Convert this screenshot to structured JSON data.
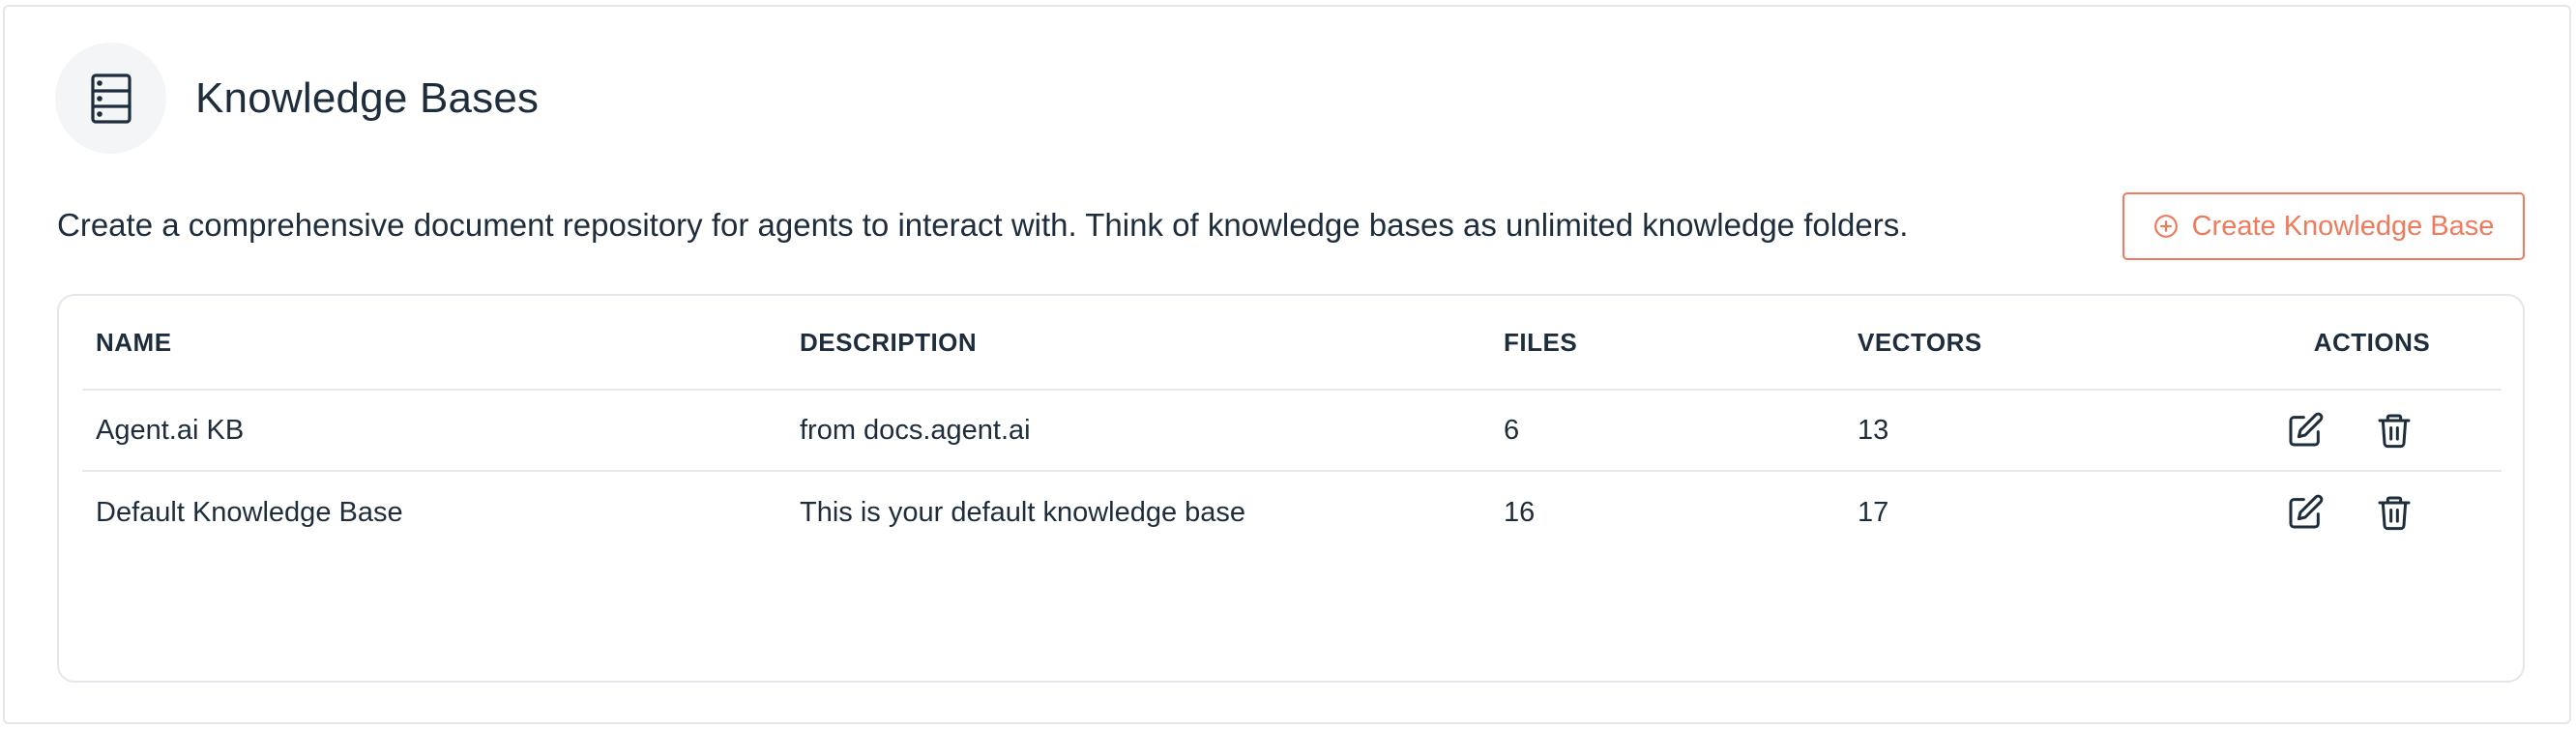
{
  "header": {
    "title": "Knowledge Bases",
    "icon": "server-stack-icon"
  },
  "subtitle": "Create a comprehensive document repository for agents to interact with. Think of knowledge bases as unlimited knowledge folders.",
  "create_button": {
    "label": "Create Knowledge Base",
    "icon": "plus-circle-icon"
  },
  "table": {
    "columns": {
      "name": "NAME",
      "description": "DESCRIPTION",
      "files": "FILES",
      "vectors": "VECTORS",
      "actions": "ACTIONS"
    },
    "rows": [
      {
        "name": "Agent.ai KB",
        "description": "from docs.agent.ai",
        "files": "6",
        "vectors": "13"
      },
      {
        "name": "Default Knowledge Base",
        "description": "This is your default knowledge base",
        "files": "16",
        "vectors": "17"
      }
    ],
    "row_actions": [
      "edit-icon",
      "trash-icon"
    ]
  },
  "colors": {
    "accent": "#f07a5c",
    "text": "#1e2d3b",
    "border": "#e3e7ec"
  }
}
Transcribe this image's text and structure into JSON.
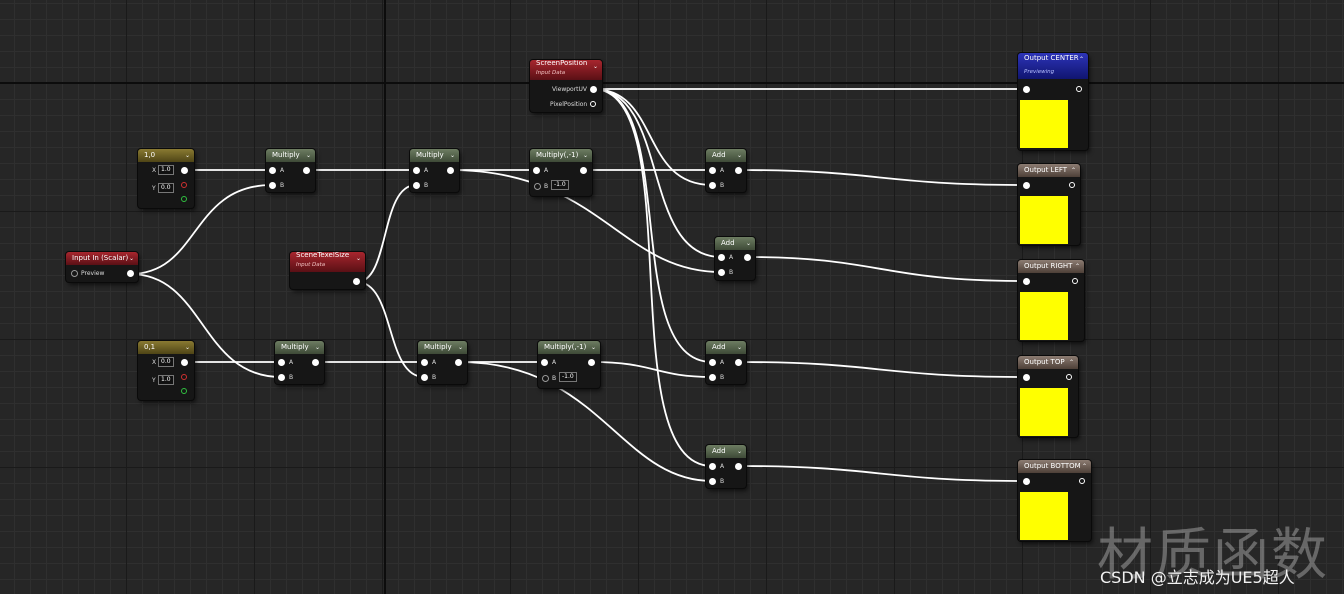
{
  "nodes": {
    "const10": {
      "title": "1,0",
      "x_label": "X",
      "x_value": "1.0",
      "y_label": "Y",
      "y_value": "0.0"
    },
    "const01": {
      "title": "0,1",
      "x_label": "X",
      "x_value": "0.0",
      "y_label": "Y",
      "y_value": "1.0"
    },
    "input_in": {
      "title": "Input In (Scalar)",
      "pin": "Preview"
    },
    "texel": {
      "title": "SceneTexelSize",
      "subtitle": "Input Data"
    },
    "screenpos": {
      "title": "ScreenPosition",
      "subtitle": "Input Data",
      "out1": "ViewportUV",
      "out2": "PixelPosition"
    },
    "mul1": {
      "title": "Multiply",
      "a": "A",
      "b": "B"
    },
    "mul2": {
      "title": "Multiply",
      "a": "A",
      "b": "B"
    },
    "mul3": {
      "title": "Multiply",
      "a": "A",
      "b": "B"
    },
    "mul4": {
      "title": "Multiply",
      "a": "A",
      "b": "B"
    },
    "muln1": {
      "title": "Multiply(,-1)",
      "a": "A",
      "b": "B",
      "b_value": "-1.0"
    },
    "muln2": {
      "title": "Multiply(,-1)",
      "a": "A",
      "b": "B",
      "b_value": "-1.0"
    },
    "add1": {
      "title": "Add",
      "a": "A",
      "b": "B"
    },
    "add2": {
      "title": "Add",
      "a": "A",
      "b": "B"
    },
    "add3": {
      "title": "Add",
      "a": "A",
      "b": "B"
    },
    "add4": {
      "title": "Add",
      "a": "A",
      "b": "B"
    },
    "out_center": {
      "title": "Output CENTER",
      "subtitle": "Previewing"
    },
    "out_left": {
      "title": "Output LEFT"
    },
    "out_right": {
      "title": "Output RIGHT"
    },
    "out_top": {
      "title": "Output TOP"
    },
    "out_bottom": {
      "title": "Output BOTTOM"
    }
  },
  "colors": {
    "swatch": "#ffff00",
    "wire": "#ffffff"
  },
  "watermark": {
    "large": "材质函数",
    "small": "CSDN @立志成为UE5超人"
  }
}
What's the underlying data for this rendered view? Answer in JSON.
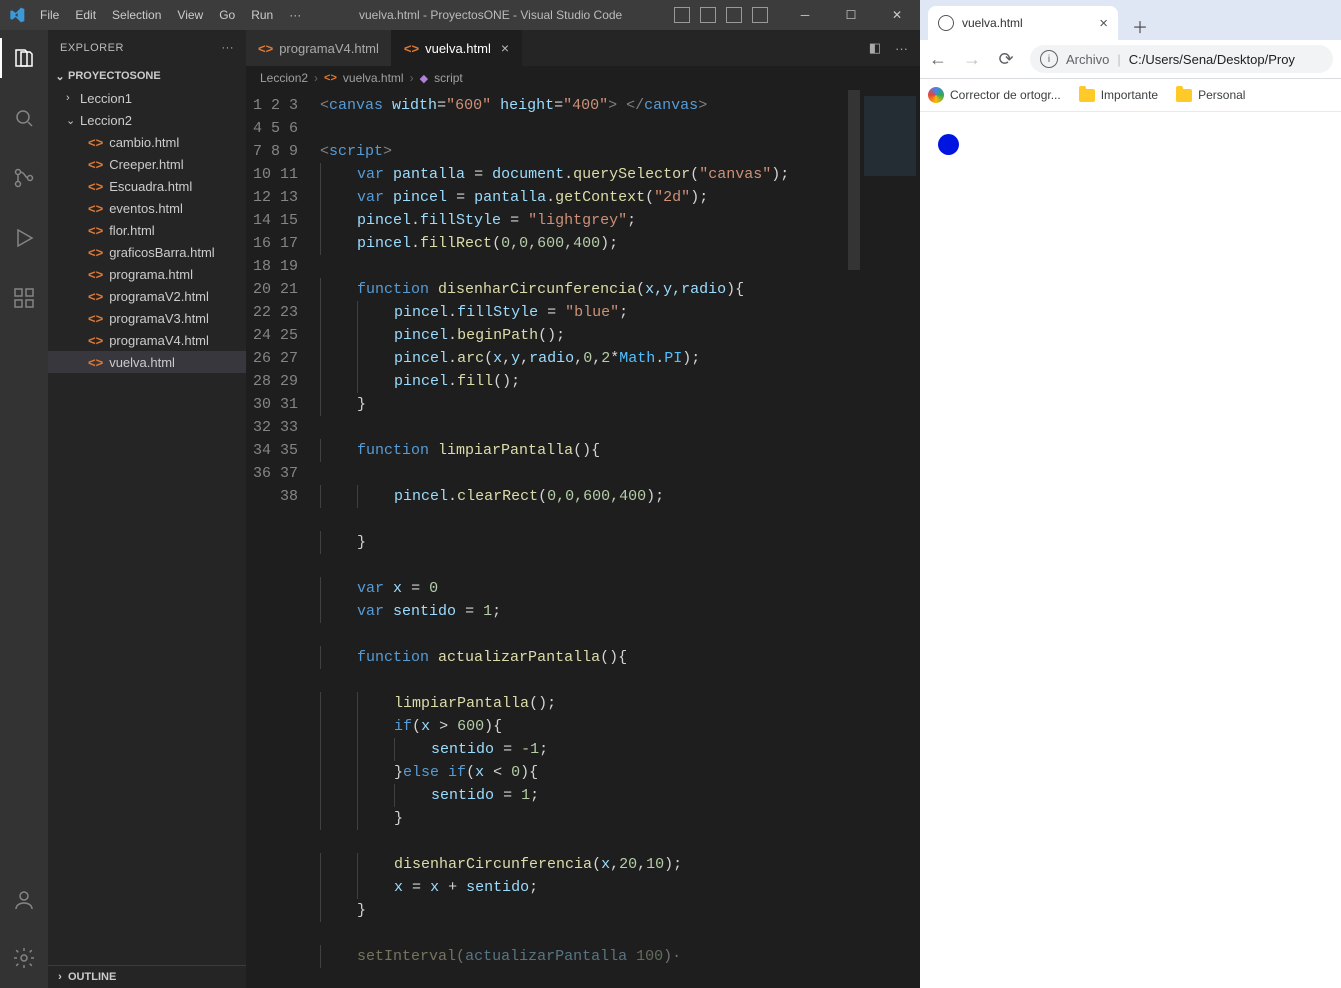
{
  "titlebar": {
    "menu": [
      "File",
      "Edit",
      "Selection",
      "View",
      "Go",
      "Run",
      "···"
    ],
    "title": "vuelva.html - ProyectosONE - Visual Studio Code"
  },
  "sidebar": {
    "panel_title": "EXPLORER",
    "project": "PROYECTOSONE",
    "folders": [
      {
        "name": "Leccion1",
        "open": false
      },
      {
        "name": "Leccion2",
        "open": true
      }
    ],
    "files": [
      "cambio.html",
      "Creeper.html",
      "Escuadra.html",
      "eventos.html",
      "flor.html",
      "graficosBarra.html",
      "programa.html",
      "programaV2.html",
      "programaV3.html",
      "programaV4.html",
      "vuelva.html"
    ],
    "selected_file": "vuelva.html",
    "outline": "OUTLINE"
  },
  "tabs": [
    {
      "label": "programaV4.html",
      "active": false
    },
    {
      "label": "vuelva.html",
      "active": true
    }
  ],
  "breadcrumbs": [
    "Leccion2",
    "vuelva.html",
    "script"
  ],
  "line_count": 38,
  "code": {
    "l1": {
      "tag": "canvas",
      "attrs": [
        [
          "width",
          "600"
        ],
        [
          "height",
          "400"
        ]
      ]
    },
    "l3": {
      "open": "script"
    },
    "l4": {
      "kw": "var",
      "name": "pantalla",
      "eq": "=",
      "obj": "document",
      "call": "querySelector",
      "arg": "\"canvas\""
    },
    "l5": {
      "kw": "var",
      "name": "pincel",
      "eq": "=",
      "obj": "pantalla",
      "call": "getContext",
      "arg": "\"2d\""
    },
    "l6": {
      "obj": "pincel",
      "prop": "fillStyle",
      "eq": "=",
      "val": "\"lightgrey\""
    },
    "l7": {
      "obj": "pincel",
      "call": "fillRect",
      "args": "0,0,600,400"
    },
    "l9": {
      "kw": "function",
      "fn": "disenharCircunferencia",
      "params": "x,y,radio"
    },
    "l10": {
      "obj": "pincel",
      "prop": "fillStyle",
      "eq": "=",
      "val": "\"blue\""
    },
    "l11": {
      "obj": "pincel",
      "call": "beginPath"
    },
    "l12": {
      "obj": "pincel",
      "call": "arc",
      "args": "x,y,radio,0,2*Math.PI"
    },
    "l13": {
      "obj": "pincel",
      "call": "fill"
    },
    "l16": {
      "kw": "function",
      "fn": "limpiarPantalla"
    },
    "l18": {
      "obj": "pincel",
      "call": "clearRect",
      "args": "0,0,600,400"
    },
    "l22": {
      "kw": "var",
      "name": "x",
      "eq": "=",
      "val": "0"
    },
    "l23": {
      "kw": "var",
      "name": "sentido",
      "eq": "=",
      "val": "1"
    },
    "l25": {
      "kw": "function",
      "fn": "actualizarPantalla"
    },
    "l27": {
      "call": "limpiarPantalla"
    },
    "l28": {
      "kw": "if",
      "cond": "x > 600"
    },
    "l29": {
      "assign": "sentido",
      "val": "-1"
    },
    "l30": {
      "else": "else if",
      "cond": "x < 0"
    },
    "l31": {
      "assign": "sentido",
      "val": "1"
    },
    "l34": {
      "call": "disenharCircunferencia",
      "args": "x,20,10"
    },
    "l35": {
      "assign": "x",
      "rhs": "x + sentido"
    },
    "l38": {
      "call": "setInterval",
      "partial": "actualizarPantalla 100"
    }
  },
  "chrome": {
    "tab_title": "vuelva.html",
    "addr_label": "Archivo",
    "addr_path": "C:/Users/Sena/Desktop/Proy",
    "bookmarks": [
      {
        "icon": "swirl",
        "label": "Corrector de ortogr..."
      },
      {
        "icon": "folder",
        "label": "Importante"
      },
      {
        "icon": "folder",
        "label": "Personal"
      }
    ]
  }
}
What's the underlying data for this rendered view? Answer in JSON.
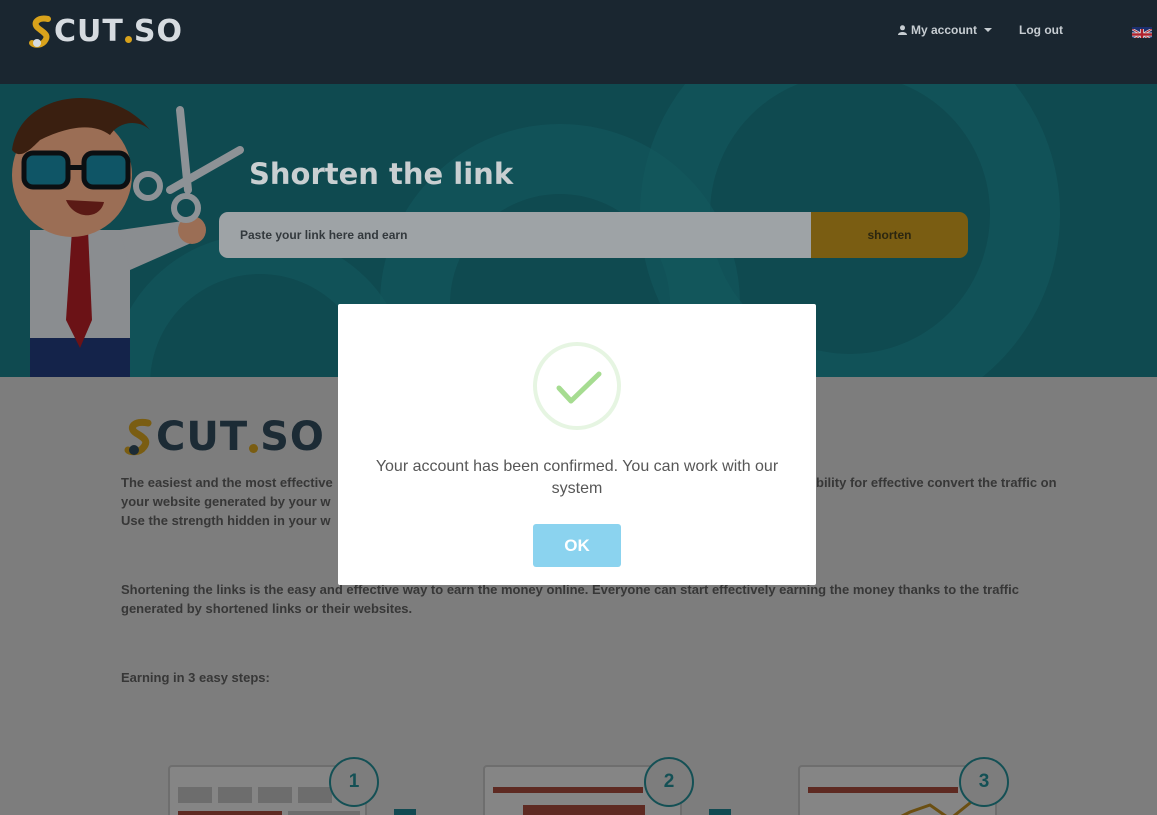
{
  "nav": {
    "brand": "CUT",
    "brand_suffix": "SO",
    "account_label": "My account",
    "logout_label": "Log out",
    "language_flag": "uk-flag-icon"
  },
  "hero": {
    "title": "Shorten the link",
    "input_placeholder": "Paste your link here and earn",
    "shorten_label": "shorten"
  },
  "content": {
    "brand": "CUT",
    "brand_suffix": "SO",
    "intro_line1_start": "The easiest and the most effective",
    "intro_line1_end": "bility for effective convert the traffic on",
    "intro_line2_start": "your website generated by your w",
    "intro_line3_start": "Use the strength hidden in your w",
    "shortening_paragraph": "Shortening the links is the easy and effective way to earn the money online. Everyone can start effectively earning the money thanks to the traffic generated by shortened links or their websites.",
    "steps_heading": "Earning in 3 easy steps:",
    "steps": [
      "1",
      "2",
      "3"
    ]
  },
  "modal": {
    "icon": "checkmark-icon",
    "message": "Your account has been confirmed. You can work with our system",
    "ok_label": "OK"
  },
  "colors": {
    "nav_bg": "#1a2630",
    "hero_bg": "#0f4a50",
    "accent_gold": "#d8a21b",
    "ok_button": "#8bd3ef",
    "check_green": "#a6dc91"
  }
}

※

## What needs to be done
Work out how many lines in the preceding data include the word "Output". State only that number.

## Exercise result
5